1. The Hollywood Reporter recently published an interesting article on the case pending before the Ninth Circuit whereby the Court will consider whether the batmobile is entitled to copyright, rather than trademark or trade dress, protections. The strange argument appears to be that an inanimate object can rise to a level requiring protections as if it were a person. My favorite quote appears at the end:
If Towle is able to establish that DC has no protectable rights in the Batmobile, you should quit your job and start selling replicas of the General Lee and a decked-out DeLorean time machine."
So if DC loses, I guess, see ya. Off to print some money by making Back to the Future DeLorean replicas.
2. @ouij points out on the subreddit that this next story is a great lesson in civics.
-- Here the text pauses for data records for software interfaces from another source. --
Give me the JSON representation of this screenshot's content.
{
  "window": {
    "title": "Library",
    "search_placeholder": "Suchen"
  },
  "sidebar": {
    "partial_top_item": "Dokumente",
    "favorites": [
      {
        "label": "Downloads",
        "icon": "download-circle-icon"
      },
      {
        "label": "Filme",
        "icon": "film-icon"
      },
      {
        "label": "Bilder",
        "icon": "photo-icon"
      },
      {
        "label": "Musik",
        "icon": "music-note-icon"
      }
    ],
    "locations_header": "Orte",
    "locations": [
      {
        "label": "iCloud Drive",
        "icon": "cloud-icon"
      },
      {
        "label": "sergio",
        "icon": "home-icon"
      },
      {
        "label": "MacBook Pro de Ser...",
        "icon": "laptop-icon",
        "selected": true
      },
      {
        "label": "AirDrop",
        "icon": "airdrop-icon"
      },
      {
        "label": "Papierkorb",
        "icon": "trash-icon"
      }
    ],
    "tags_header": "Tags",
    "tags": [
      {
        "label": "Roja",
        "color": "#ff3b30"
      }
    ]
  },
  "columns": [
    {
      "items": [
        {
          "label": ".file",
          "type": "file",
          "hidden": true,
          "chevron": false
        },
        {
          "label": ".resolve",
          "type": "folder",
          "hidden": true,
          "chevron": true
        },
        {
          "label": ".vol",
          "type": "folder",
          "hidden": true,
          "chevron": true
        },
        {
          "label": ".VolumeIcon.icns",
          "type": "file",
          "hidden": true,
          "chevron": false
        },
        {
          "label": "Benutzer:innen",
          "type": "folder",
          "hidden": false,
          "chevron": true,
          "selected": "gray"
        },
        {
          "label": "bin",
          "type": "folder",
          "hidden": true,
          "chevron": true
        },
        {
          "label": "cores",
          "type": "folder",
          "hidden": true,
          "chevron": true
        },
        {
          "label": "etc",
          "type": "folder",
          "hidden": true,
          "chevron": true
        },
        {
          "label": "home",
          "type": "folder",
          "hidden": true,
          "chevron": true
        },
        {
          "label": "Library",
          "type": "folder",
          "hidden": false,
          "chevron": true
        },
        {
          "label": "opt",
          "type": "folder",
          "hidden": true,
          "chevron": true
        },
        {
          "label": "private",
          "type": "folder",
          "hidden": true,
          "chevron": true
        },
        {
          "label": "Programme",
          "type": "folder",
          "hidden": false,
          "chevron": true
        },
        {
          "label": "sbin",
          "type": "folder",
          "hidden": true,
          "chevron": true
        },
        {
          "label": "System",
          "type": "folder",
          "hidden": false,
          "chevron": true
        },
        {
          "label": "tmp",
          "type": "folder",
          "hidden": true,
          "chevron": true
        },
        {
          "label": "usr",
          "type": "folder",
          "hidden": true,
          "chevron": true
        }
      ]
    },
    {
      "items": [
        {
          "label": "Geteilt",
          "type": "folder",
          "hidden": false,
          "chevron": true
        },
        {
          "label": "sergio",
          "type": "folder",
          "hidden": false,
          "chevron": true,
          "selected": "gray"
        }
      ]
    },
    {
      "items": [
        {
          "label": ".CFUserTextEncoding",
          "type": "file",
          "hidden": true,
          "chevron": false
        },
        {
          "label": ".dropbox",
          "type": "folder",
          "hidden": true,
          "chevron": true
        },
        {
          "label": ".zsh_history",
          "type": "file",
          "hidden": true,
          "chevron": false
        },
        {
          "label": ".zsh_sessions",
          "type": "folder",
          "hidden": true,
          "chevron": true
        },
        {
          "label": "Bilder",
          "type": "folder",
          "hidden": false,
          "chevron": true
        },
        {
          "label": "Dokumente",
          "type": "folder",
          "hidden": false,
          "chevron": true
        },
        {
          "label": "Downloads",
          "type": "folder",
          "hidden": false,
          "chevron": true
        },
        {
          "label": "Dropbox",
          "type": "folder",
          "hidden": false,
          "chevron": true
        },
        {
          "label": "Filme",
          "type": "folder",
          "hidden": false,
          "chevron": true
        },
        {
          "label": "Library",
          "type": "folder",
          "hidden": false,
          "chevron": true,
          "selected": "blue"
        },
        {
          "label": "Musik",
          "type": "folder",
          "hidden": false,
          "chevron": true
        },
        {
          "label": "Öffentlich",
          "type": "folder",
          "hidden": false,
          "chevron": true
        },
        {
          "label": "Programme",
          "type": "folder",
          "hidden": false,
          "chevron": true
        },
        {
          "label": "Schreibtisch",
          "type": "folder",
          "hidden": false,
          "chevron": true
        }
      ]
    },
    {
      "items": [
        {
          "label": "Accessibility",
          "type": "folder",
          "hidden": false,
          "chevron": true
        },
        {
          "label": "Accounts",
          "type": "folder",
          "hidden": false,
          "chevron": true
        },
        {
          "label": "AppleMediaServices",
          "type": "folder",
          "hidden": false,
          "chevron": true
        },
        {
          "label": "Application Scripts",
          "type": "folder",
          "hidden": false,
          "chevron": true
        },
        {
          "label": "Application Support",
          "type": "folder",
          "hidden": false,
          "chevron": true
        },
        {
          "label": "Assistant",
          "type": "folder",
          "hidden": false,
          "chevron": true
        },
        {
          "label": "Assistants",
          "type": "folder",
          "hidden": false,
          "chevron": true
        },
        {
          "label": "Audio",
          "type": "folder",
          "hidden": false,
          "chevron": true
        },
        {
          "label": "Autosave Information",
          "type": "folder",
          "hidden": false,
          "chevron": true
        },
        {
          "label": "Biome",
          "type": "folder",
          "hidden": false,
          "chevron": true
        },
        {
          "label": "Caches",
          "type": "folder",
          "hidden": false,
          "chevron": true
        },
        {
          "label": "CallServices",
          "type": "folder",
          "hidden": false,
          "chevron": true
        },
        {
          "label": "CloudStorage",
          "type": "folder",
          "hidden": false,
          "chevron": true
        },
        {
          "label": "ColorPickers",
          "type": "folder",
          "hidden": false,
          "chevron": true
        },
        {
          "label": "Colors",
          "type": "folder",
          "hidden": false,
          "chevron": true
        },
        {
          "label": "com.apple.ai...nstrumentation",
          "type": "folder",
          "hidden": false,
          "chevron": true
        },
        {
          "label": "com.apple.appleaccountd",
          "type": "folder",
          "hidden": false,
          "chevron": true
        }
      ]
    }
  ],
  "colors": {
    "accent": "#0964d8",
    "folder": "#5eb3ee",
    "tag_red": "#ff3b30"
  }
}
It looks something like this: the Massachusetts legislature passed laws about 10 years ago designed make it illegal to take pervy photos. Here's the text of Mass. Gen. Laws ch. 272, 105(b):
Whoever willfully photographs, videotapes or electronically surveils another person who is nude or partially nude, with the intent to secretly conduct or hide such activity, when the other person in such place and circumstance would have a reasonable expectation of privacy in not being so photographed, videotaped or electronically surveilled, and without that person’s knowledge and consent, shall be punished by imprisonment in the house of correction for not more than 21/2 years or by a fine of not more than $5,000, or by both such fine and imprisonment.
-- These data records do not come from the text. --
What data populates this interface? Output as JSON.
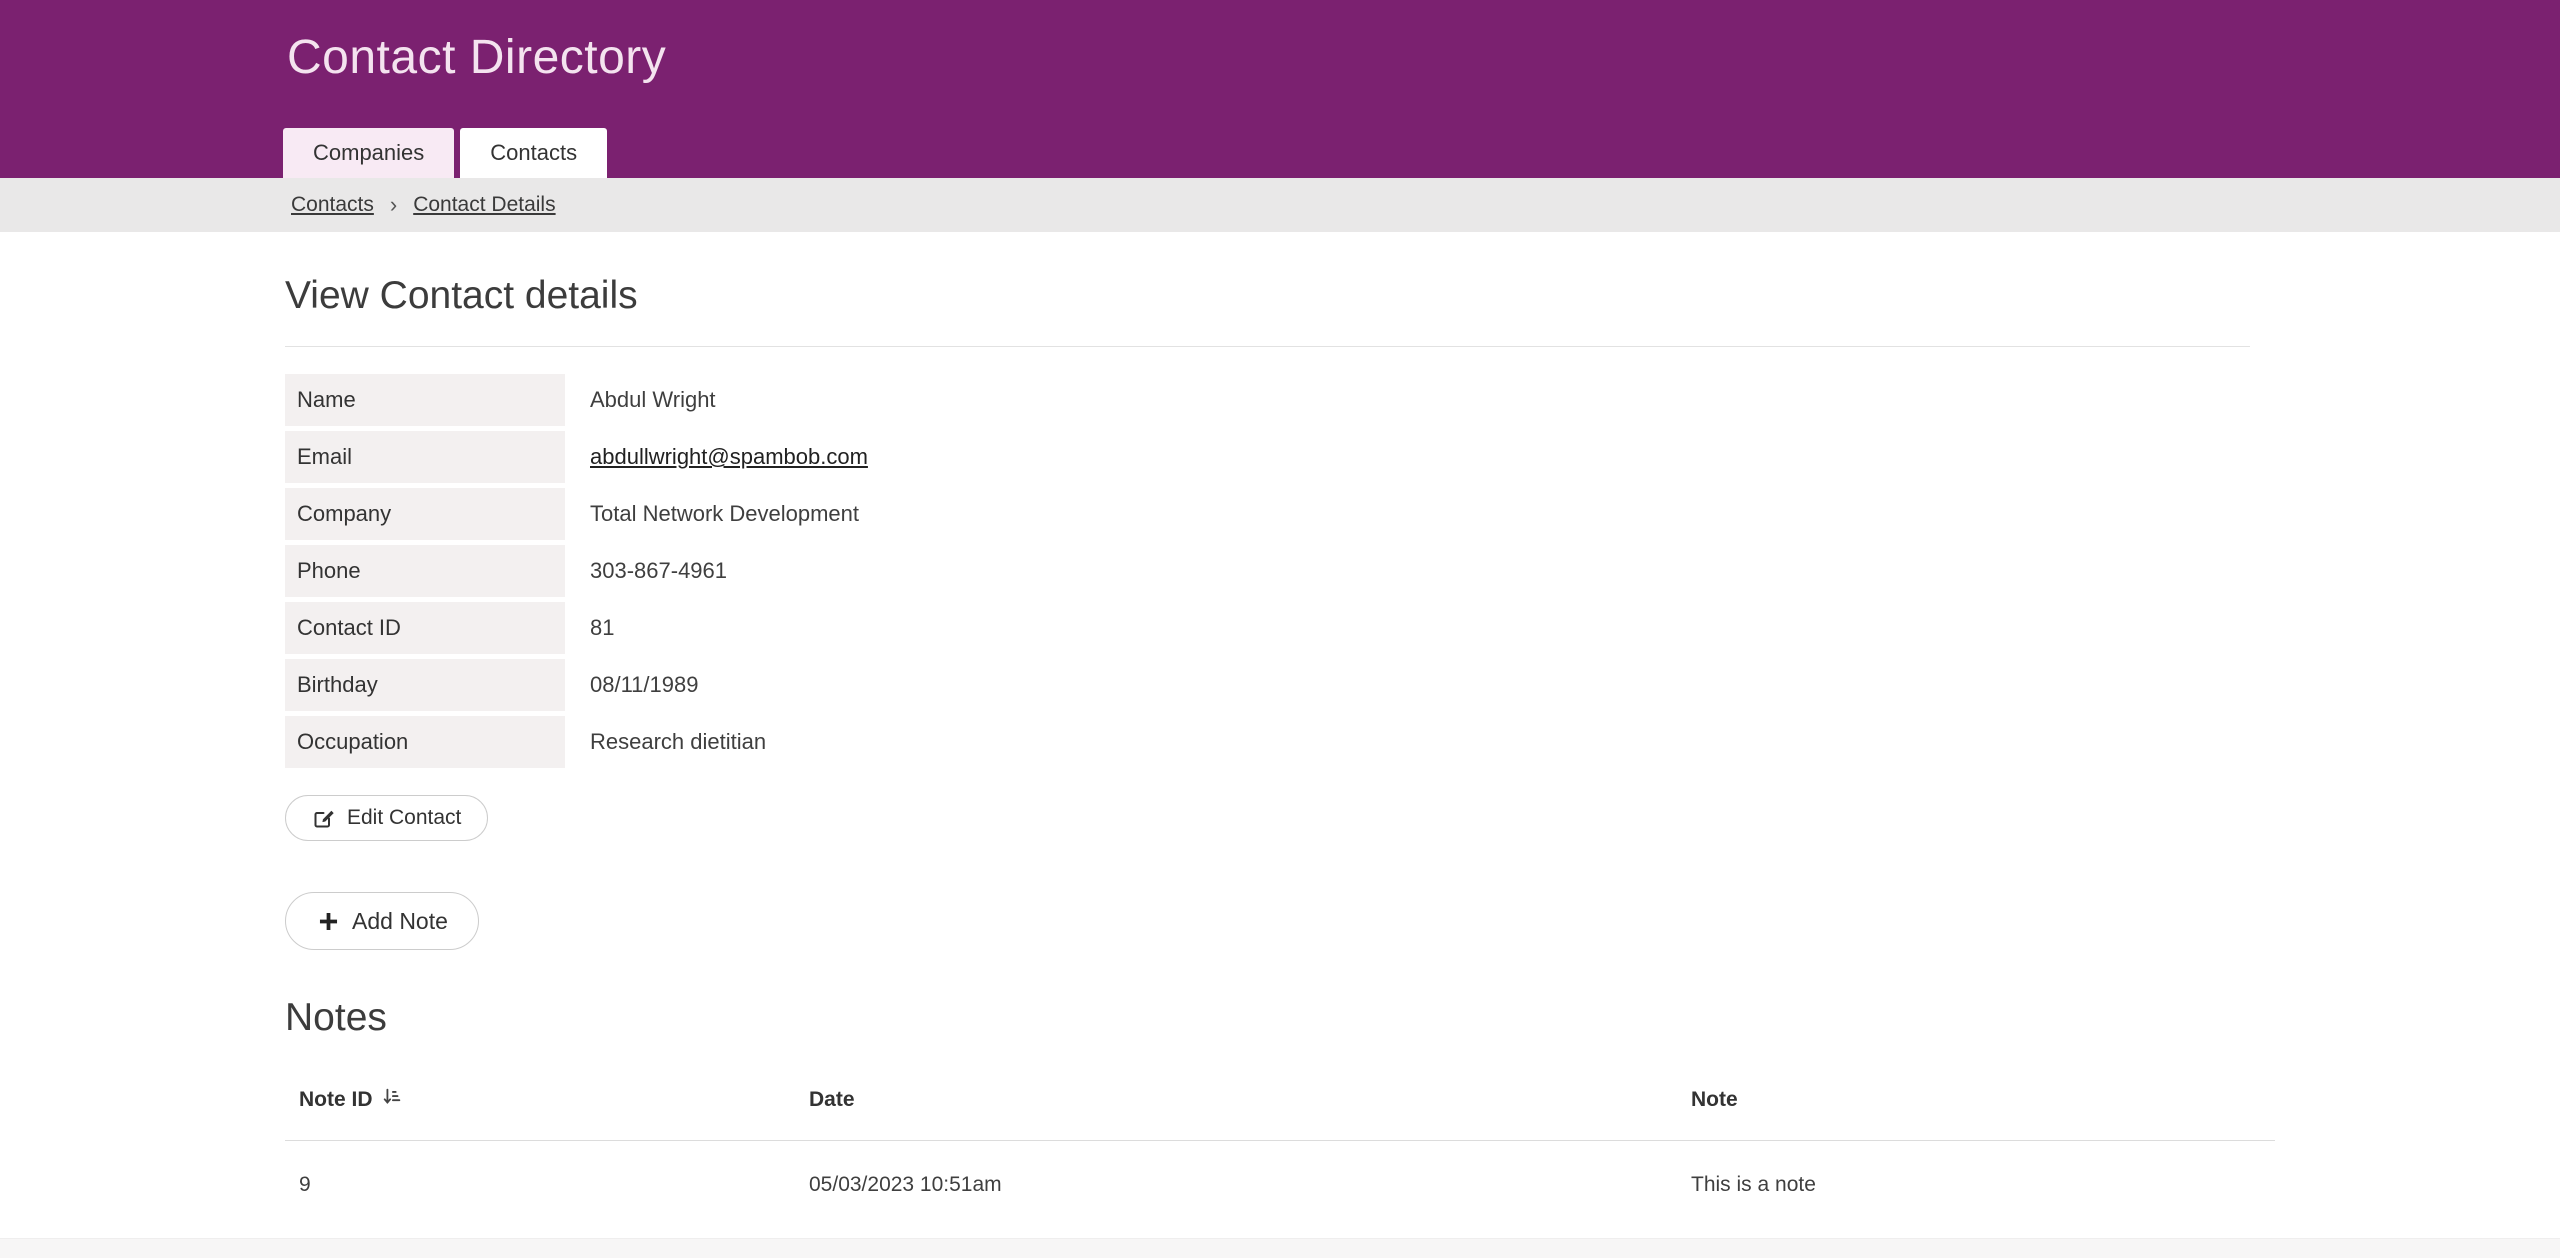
{
  "header": {
    "title": "Contact Directory",
    "tabs": [
      {
        "label": "Companies",
        "active": true
      },
      {
        "label": "Contacts",
        "active": false
      }
    ]
  },
  "breadcrumb": {
    "separator": "›",
    "items": [
      {
        "label": "Contacts"
      },
      {
        "label": "Contact Details"
      }
    ]
  },
  "page": {
    "heading": "View Contact details"
  },
  "contact": {
    "fields": [
      {
        "label": "Name",
        "value": "Abdul Wright"
      },
      {
        "label": "Email",
        "value": "abdullwright@spambob.com"
      },
      {
        "label": "Company",
        "value": "Total Network Development"
      },
      {
        "label": "Phone",
        "value": "303-867-4961"
      },
      {
        "label": "Contact ID",
        "value": "81"
      },
      {
        "label": "Birthday",
        "value": "08/11/1989"
      },
      {
        "label": "Occupation",
        "value": "Research dietitian"
      }
    ],
    "edit_button_label": "Edit Contact"
  },
  "notes": {
    "add_button_label": "Add Note",
    "heading": "Notes",
    "table": {
      "columns": [
        "Note ID",
        "Date",
        "Note"
      ],
      "sorted_by": "Note ID",
      "rows": [
        {
          "note_id": "9",
          "date": "05/03/2023 10:51am",
          "note": "This is a note"
        }
      ]
    }
  },
  "icons": {
    "edit": "pencil-square",
    "add": "plus",
    "sort": "sort-amount-down"
  },
  "colors": {
    "header_bg": "#7b2170",
    "header_title": "#f4e3ef",
    "active_tab_bg": "#f8eaf4",
    "breadcrumb_bg": "#e9e8e8",
    "label_cell_bg": "#f3f0f0"
  }
}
The executive branch attempts to enforce a perceived violation of the law (when a man takes upskirt photos of women on the Green Line on the T). The judiciary steps in and says, nope, the statute doesn't do what you want it to do.
The legislature comes back and within 48 hours passes a new law, already in effect, which makes recording a person's private parts illegal "whether under or around a person’s clothing or when a reasonable person would believe that the person’s intimate parts would not be visible to the public."
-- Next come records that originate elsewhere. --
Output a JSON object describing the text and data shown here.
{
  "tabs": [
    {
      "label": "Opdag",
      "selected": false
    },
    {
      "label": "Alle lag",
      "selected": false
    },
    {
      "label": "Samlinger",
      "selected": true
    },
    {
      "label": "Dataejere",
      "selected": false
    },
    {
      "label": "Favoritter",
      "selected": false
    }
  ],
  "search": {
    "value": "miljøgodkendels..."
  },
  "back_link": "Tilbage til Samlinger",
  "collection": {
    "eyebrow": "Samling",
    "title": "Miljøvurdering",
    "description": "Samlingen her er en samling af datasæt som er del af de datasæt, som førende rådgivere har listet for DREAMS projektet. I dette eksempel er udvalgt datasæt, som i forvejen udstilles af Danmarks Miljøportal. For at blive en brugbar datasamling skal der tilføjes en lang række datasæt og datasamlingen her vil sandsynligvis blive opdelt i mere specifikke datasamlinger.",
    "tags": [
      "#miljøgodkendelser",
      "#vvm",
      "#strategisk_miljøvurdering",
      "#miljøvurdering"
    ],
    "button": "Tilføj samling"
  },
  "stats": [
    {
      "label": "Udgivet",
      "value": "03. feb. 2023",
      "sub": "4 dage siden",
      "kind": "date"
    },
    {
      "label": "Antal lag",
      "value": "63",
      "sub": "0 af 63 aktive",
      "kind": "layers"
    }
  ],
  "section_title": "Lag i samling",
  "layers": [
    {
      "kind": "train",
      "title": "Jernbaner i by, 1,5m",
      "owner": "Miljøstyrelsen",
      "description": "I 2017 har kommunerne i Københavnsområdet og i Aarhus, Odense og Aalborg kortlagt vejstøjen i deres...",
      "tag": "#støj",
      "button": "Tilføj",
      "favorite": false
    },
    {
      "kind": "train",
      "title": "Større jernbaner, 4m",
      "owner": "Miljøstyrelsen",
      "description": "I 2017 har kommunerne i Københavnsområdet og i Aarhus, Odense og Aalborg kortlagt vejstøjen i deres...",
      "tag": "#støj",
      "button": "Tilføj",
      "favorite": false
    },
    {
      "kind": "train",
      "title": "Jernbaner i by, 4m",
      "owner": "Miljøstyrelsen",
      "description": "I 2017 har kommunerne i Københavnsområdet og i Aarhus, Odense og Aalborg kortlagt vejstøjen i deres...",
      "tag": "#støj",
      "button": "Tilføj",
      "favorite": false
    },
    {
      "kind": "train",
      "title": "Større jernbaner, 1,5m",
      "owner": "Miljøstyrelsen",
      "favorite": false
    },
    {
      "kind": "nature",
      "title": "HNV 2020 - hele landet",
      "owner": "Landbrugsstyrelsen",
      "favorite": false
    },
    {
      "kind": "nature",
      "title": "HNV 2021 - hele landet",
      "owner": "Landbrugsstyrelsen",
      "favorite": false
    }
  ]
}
(Incidentally if you're a Fastcase member, you can check out the indexed opinion at here.)
As always, please take note of our subreddit at reddit.com/r/thelawreview. Feel free to submit stories there or vote on the stories you'd like to hear us discuss that day. You can also email us at podcast /at fastcase /dot com.
Thanks for listening!